▶ YOUR INSTRUCTIONS
Take every line from the listing below that includes "JSON" and copy it.

[INPUT DATA — start]

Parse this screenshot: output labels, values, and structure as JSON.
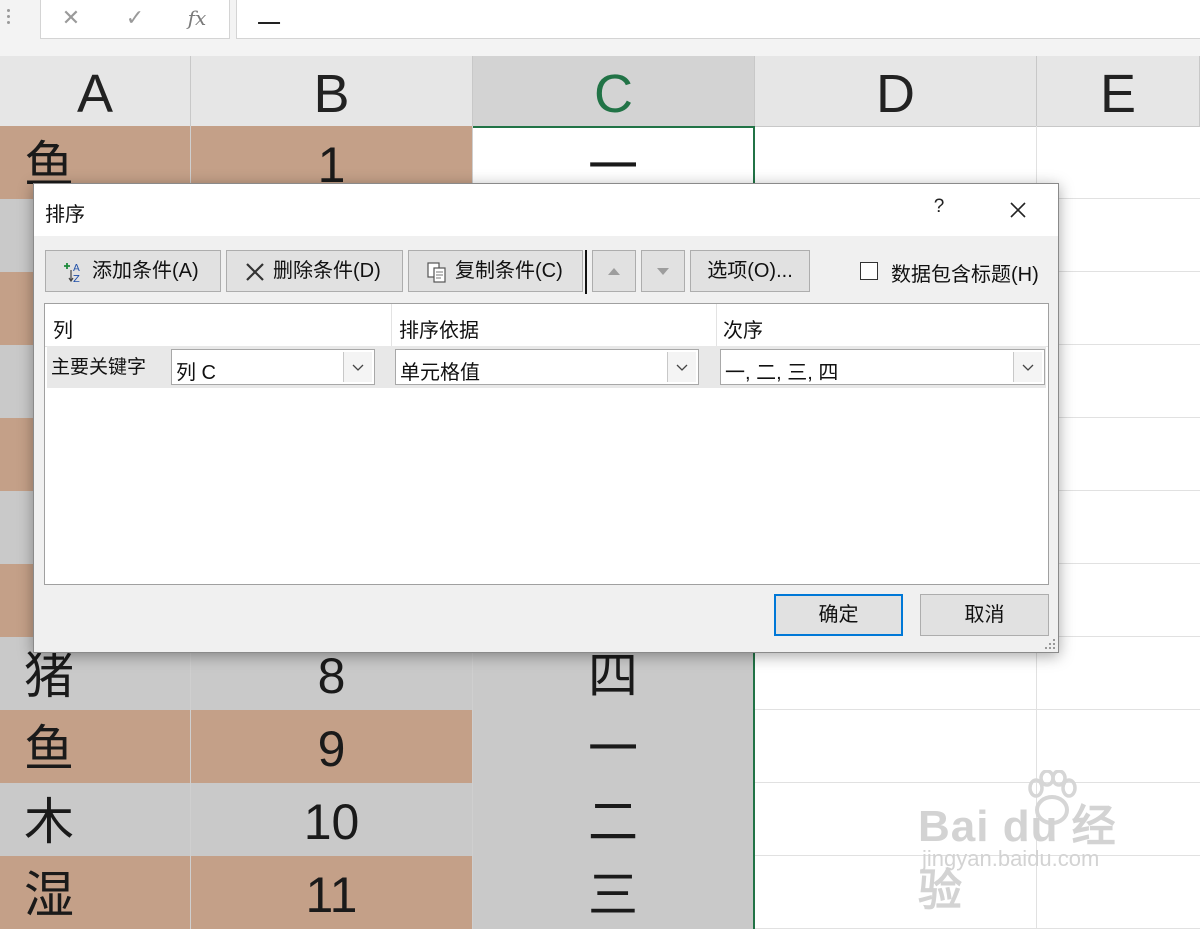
{
  "formula_bar": {
    "cancel_icon": "x-icon",
    "enter_icon": "check-icon",
    "fx_label": "fx",
    "value": "一"
  },
  "sheet": {
    "column_headers": [
      "A",
      "B",
      "C",
      "D",
      "E"
    ],
    "selected_column": "C",
    "rows": [
      {
        "a": "鱼",
        "b": "1",
        "c": "一"
      },
      {
        "a": "",
        "b": "",
        "c": ""
      },
      {
        "a": "",
        "b": "",
        "c": ""
      },
      {
        "a": "",
        "b": "",
        "c": ""
      },
      {
        "a": "",
        "b": "",
        "c": ""
      },
      {
        "a": "",
        "b": "",
        "c": ""
      },
      {
        "a": "",
        "b": "",
        "c": ""
      },
      {
        "a": "猪",
        "b": "8",
        "c": "四"
      },
      {
        "a": "鱼",
        "b": "9",
        "c": "一"
      },
      {
        "a": "木",
        "b": "10",
        "c": "二"
      },
      {
        "a": "湿",
        "b": "11",
        "c": "三"
      }
    ],
    "row_color_tan": "#c4a088",
    "row_color_gray": "#c9c9c9"
  },
  "dialog": {
    "title": "排序",
    "help_label": "?",
    "toolbar": {
      "add_label": "添加条件(A)",
      "delete_label": "删除条件(D)",
      "copy_label": "复制条件(C)",
      "options_label": "选项(O)...",
      "header_checkbox_label": "数据包含标题(H)",
      "header_checkbox_checked": false
    },
    "list": {
      "headers": {
        "column": "列",
        "basis": "排序依据",
        "order": "次序"
      },
      "rows": [
        {
          "label": "主要关键字",
          "column": "列 C",
          "basis": "单元格值",
          "order": "一, 二, 三, 四"
        }
      ]
    },
    "ok_label": "确定",
    "cancel_label": "取消",
    "accent_color": "#0078d7"
  },
  "watermark": {
    "brand": "Bai  du 经验",
    "url": "jingyan.baidu.com"
  }
}
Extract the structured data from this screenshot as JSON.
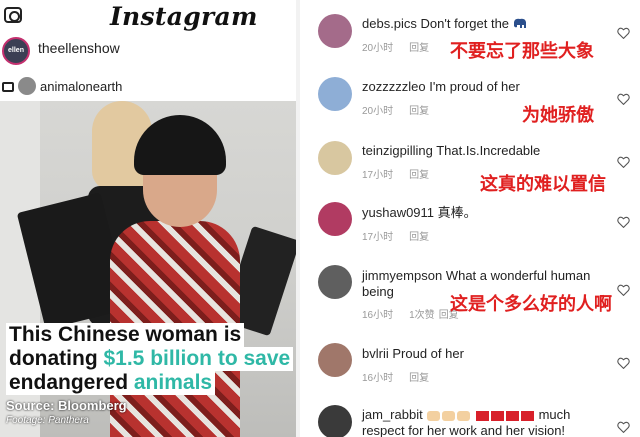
{
  "left": {
    "app_logo": "Instagram",
    "poster_username": "theellenshow",
    "poster_avatar_text": "ellen",
    "reposted_from": "animalonearth",
    "caption": {
      "line1": "This Chinese woman is",
      "line2_prefix": "donating ",
      "line2_accent": "$1.5 billion to save",
      "line3_prefix": "endangered ",
      "line3_accent": "animals"
    },
    "source": "Source: Bloomberg",
    "footage": "Footage: Panthera"
  },
  "comments": [
    {
      "user": "debs.pics",
      "text": "Don't forget the",
      "time": "20小时",
      "reply": "回复",
      "likes": "",
      "translation": "不要忘了那些大象",
      "avatar_color": "#a46b8a",
      "emoji": "elephant"
    },
    {
      "user": "zozzzzzleo",
      "text": "I'm proud of her",
      "time": "20小时",
      "reply": "回复",
      "likes": "",
      "translation": "为她骄傲",
      "avatar_color": "#8eaed6",
      "emoji": ""
    },
    {
      "user": "teinzigpilling",
      "text": "That.Is.Incredable",
      "time": "17小时",
      "reply": "回复",
      "likes": "",
      "translation": "这真的难以置信",
      "avatar_color": "#d8c7a0",
      "emoji": ""
    },
    {
      "user": "yushaw0911",
      "text": "真棒。",
      "time": "17小时",
      "reply": "回复",
      "likes": "",
      "translation": "",
      "avatar_color": "#b13b62",
      "emoji": ""
    },
    {
      "user": "jimmyempson",
      "text": "What a wonderful human being",
      "time": "16小时",
      "reply": "回复",
      "likes": "1次赞",
      "translation": "这是个多么好的人啊",
      "avatar_color": "#5f5f5f",
      "emoji": ""
    },
    {
      "user": "bvlrii",
      "text": "Proud of her",
      "time": "16小时",
      "reply": "回复",
      "likes": "",
      "translation": "",
      "avatar_color": "#a0776a",
      "emoji": ""
    },
    {
      "user": "jam_rabbit",
      "text_pre": "",
      "text_post": "much respect for her work and her vision!",
      "time": "",
      "reply": "",
      "likes": "",
      "translation": "",
      "avatar_color": "#3a3a3a",
      "emoji": "hands-hearts"
    }
  ],
  "colors": {
    "accent": "#2fb8a6",
    "translation_red": "#e02020",
    "meta_gray": "#999999"
  }
}
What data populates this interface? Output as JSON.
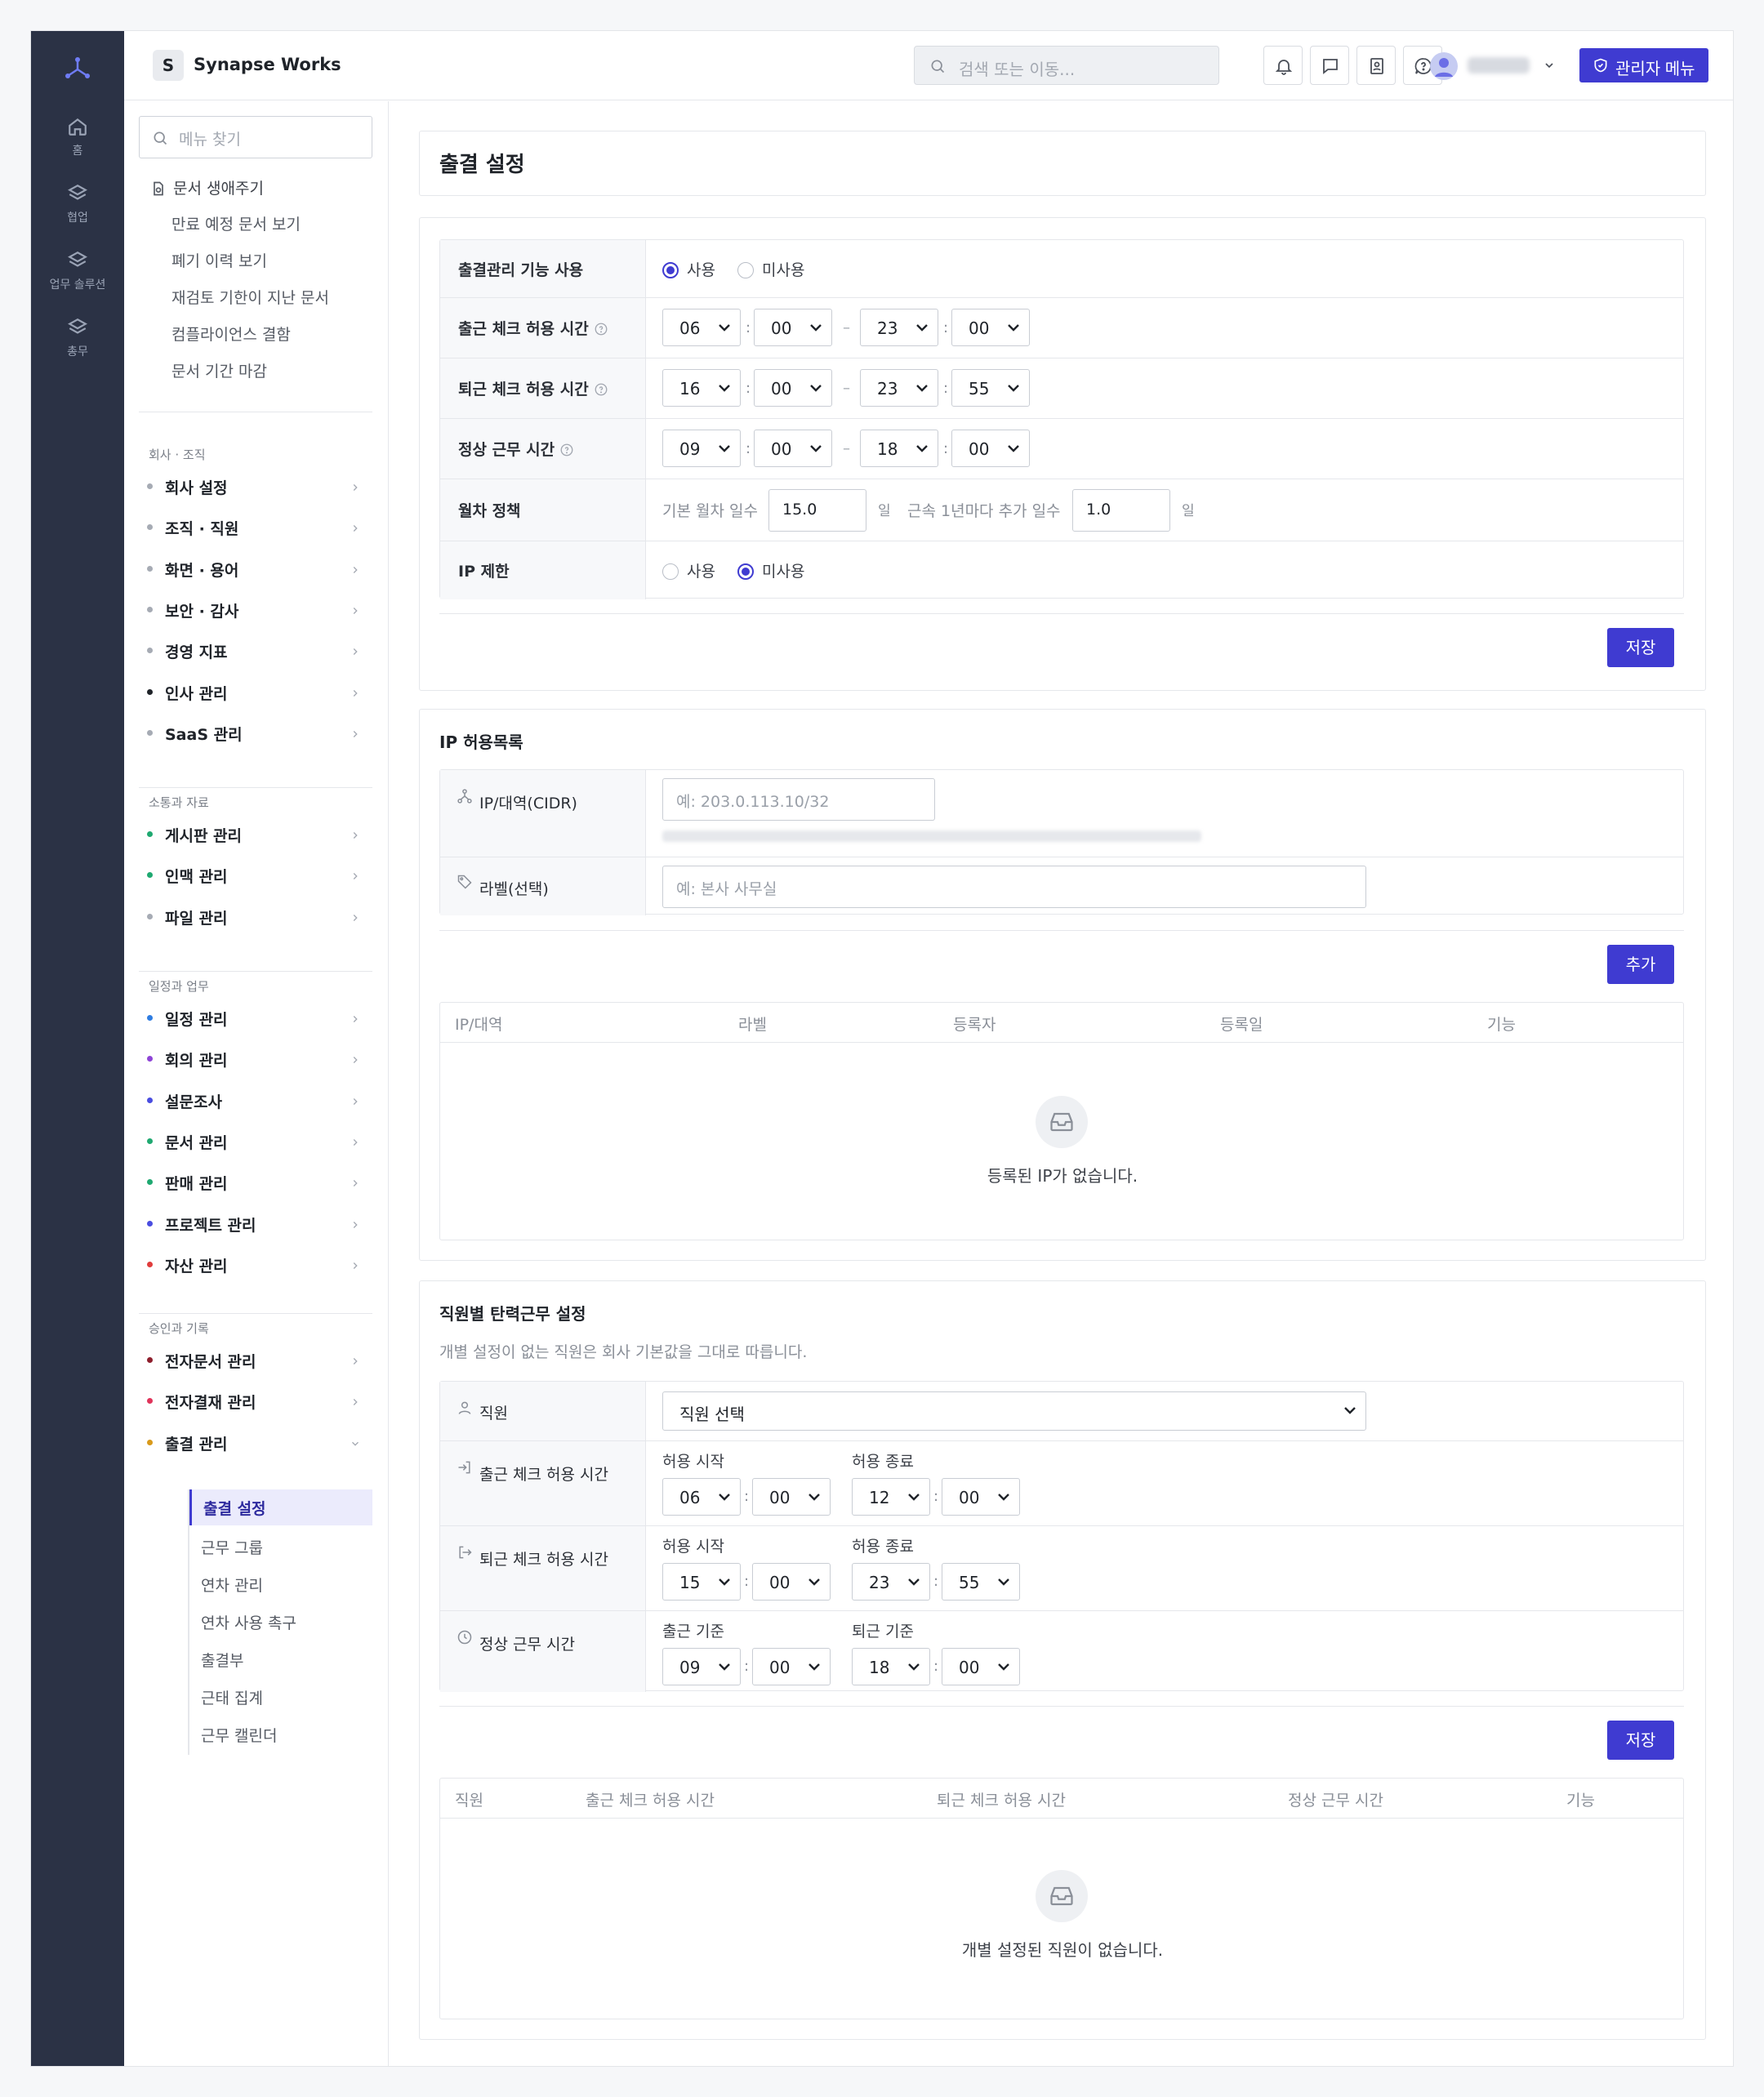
{
  "rail": {
    "items": [
      {
        "label": "홈",
        "icon": "home-icon"
      },
      {
        "label": "협업",
        "icon": "layers-icon"
      },
      {
        "label": "업무 솔루션",
        "icon": "layers-icon"
      },
      {
        "label": "총무",
        "icon": "layers-icon"
      }
    ]
  },
  "topbar": {
    "workspace_initial": "S",
    "workspace_name": "Synapse Works",
    "search_placeholder": "검색 또는 이동...",
    "admin_label": "관리자 메뉴"
  },
  "sidebar": {
    "search_placeholder": "메뉴 찾기",
    "lifecycle_title": "문서 생애주기",
    "lifecycle_items": [
      "만료 예정 문서 보기",
      "폐기 이력 보기",
      "재검토 기한이 지난 문서",
      "컴플라이언스 결함",
      "문서 기간 마감"
    ],
    "sections": [
      {
        "title": "회사 · 조직",
        "items": [
          {
            "label": "회사 설정",
            "color": "#a6abb4"
          },
          {
            "label": "조직 · 직원",
            "color": "#a6abb4"
          },
          {
            "label": "화면 · 용어",
            "color": "#a6abb4"
          },
          {
            "label": "보안 · 감사",
            "color": "#a6abb4"
          },
          {
            "label": "경영 지표",
            "color": "#a6abb4"
          },
          {
            "label": "인사 관리",
            "color": "#1f2329"
          },
          {
            "label": "SaaS 관리",
            "color": "#a6abb4"
          }
        ]
      },
      {
        "title": "소통과 자료",
        "items": [
          {
            "label": "게시판 관리",
            "color": "#1fa971"
          },
          {
            "label": "인맥 관리",
            "color": "#1fa971"
          },
          {
            "label": "파일 관리",
            "color": "#a6abb4"
          }
        ]
      },
      {
        "title": "일정과 업무",
        "items": [
          {
            "label": "일정 관리",
            "color": "#2f7de1"
          },
          {
            "label": "회의 관리",
            "color": "#8e44d6"
          },
          {
            "label": "설문조사",
            "color": "#4a4de0"
          },
          {
            "label": "문서 관리",
            "color": "#1fa971"
          },
          {
            "label": "판매 관리",
            "color": "#1fa971"
          },
          {
            "label": "프로젝트 관리",
            "color": "#4a4de0"
          },
          {
            "label": "자산 관리",
            "color": "#e03c3c"
          }
        ]
      },
      {
        "title": "승인과 기록",
        "items": [
          {
            "label": "전자문서 관리",
            "color": "#8e1f2d"
          },
          {
            "label": "전자결재 관리",
            "color": "#e0345a"
          },
          {
            "label": "출결 관리",
            "color": "#d99a1b"
          }
        ]
      }
    ],
    "attendance_sub": [
      "출결 설정",
      "근무 그룹",
      "연차 관리",
      "연차 사용 촉구",
      "출결부",
      "근태 집계",
      "근무 캘린더"
    ]
  },
  "page": {
    "title": "출결 설정"
  },
  "settings": {
    "rows": {
      "feature": {
        "label": "출결관리 기능 사용",
        "opt_on": "사용",
        "opt_off": "미사용"
      },
      "checkin": {
        "label": "출근 체크 허용 시간",
        "start_h": "06",
        "start_m": "00",
        "end_h": "23",
        "end_m": "00"
      },
      "checkout": {
        "label": "퇴근 체크 허용 시간",
        "start_h": "16",
        "start_m": "00",
        "end_h": "23",
        "end_m": "55"
      },
      "normal": {
        "label": "정상 근무 시간",
        "start_h": "09",
        "start_m": "00",
        "end_h": "18",
        "end_m": "00"
      },
      "leave": {
        "label": "월차 정책",
        "base_label": "기본 월차 일수",
        "base_value": "15.0",
        "unit": "일",
        "add_label": "근속 1년마다 추가 일수",
        "add_value": "1.0"
      },
      "ip": {
        "label": "IP 제한",
        "opt_on": "사용",
        "opt_off": "미사용"
      }
    },
    "save_label": "저장",
    "colon": ":",
    "dash": "–"
  },
  "ip_allow": {
    "title": "IP 허용목록",
    "cidr_label": "IP/대역(CIDR)",
    "cidr_placeholder": "예: 203.0.113.10/32",
    "label_label": "라벨(선택)",
    "label_placeholder": "예: 본사 사무실",
    "add_label": "추가",
    "columns": [
      "IP/대역",
      "라벨",
      "등록자",
      "등록일",
      "기능"
    ],
    "empty": "등록된 IP가 없습니다."
  },
  "flex": {
    "title": "직원별 탄력근무 설정",
    "desc": "개별 설정이 없는 직원은 회사 기본값을 그대로 따릅니다.",
    "employee_label": "직원",
    "employee_select": "직원 선택",
    "checkin": {
      "label": "출근 체크 허용 시간",
      "start_label": "허용 시작",
      "end_label": "허용 종료",
      "start_h": "06",
      "start_m": "00",
      "end_h": "12",
      "end_m": "00"
    },
    "checkout": {
      "label": "퇴근 체크 허용 시간",
      "start_label": "허용 시작",
      "end_label": "허용 종료",
      "start_h": "15",
      "start_m": "00",
      "end_h": "23",
      "end_m": "55"
    },
    "normal": {
      "label": "정상 근무 시간",
      "start_label": "출근 기준",
      "end_label": "퇴근 기준",
      "start_h": "09",
      "start_m": "00",
      "end_h": "18",
      "end_m": "00"
    },
    "save_label": "저장",
    "columns": [
      "직원",
      "출근 체크 허용 시간",
      "퇴근 체크 허용 시간",
      "정상 근무 시간",
      "기능"
    ],
    "empty": "개별 설정된 직원이 없습니다."
  }
}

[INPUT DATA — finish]

▶ ANSWER TO THIS EXERCISE
Parse this screenshot: output labels, values, and structure as JSON.
Extract the structured data from this screenshot as JSON.
What data populates this interface? Output as JSON.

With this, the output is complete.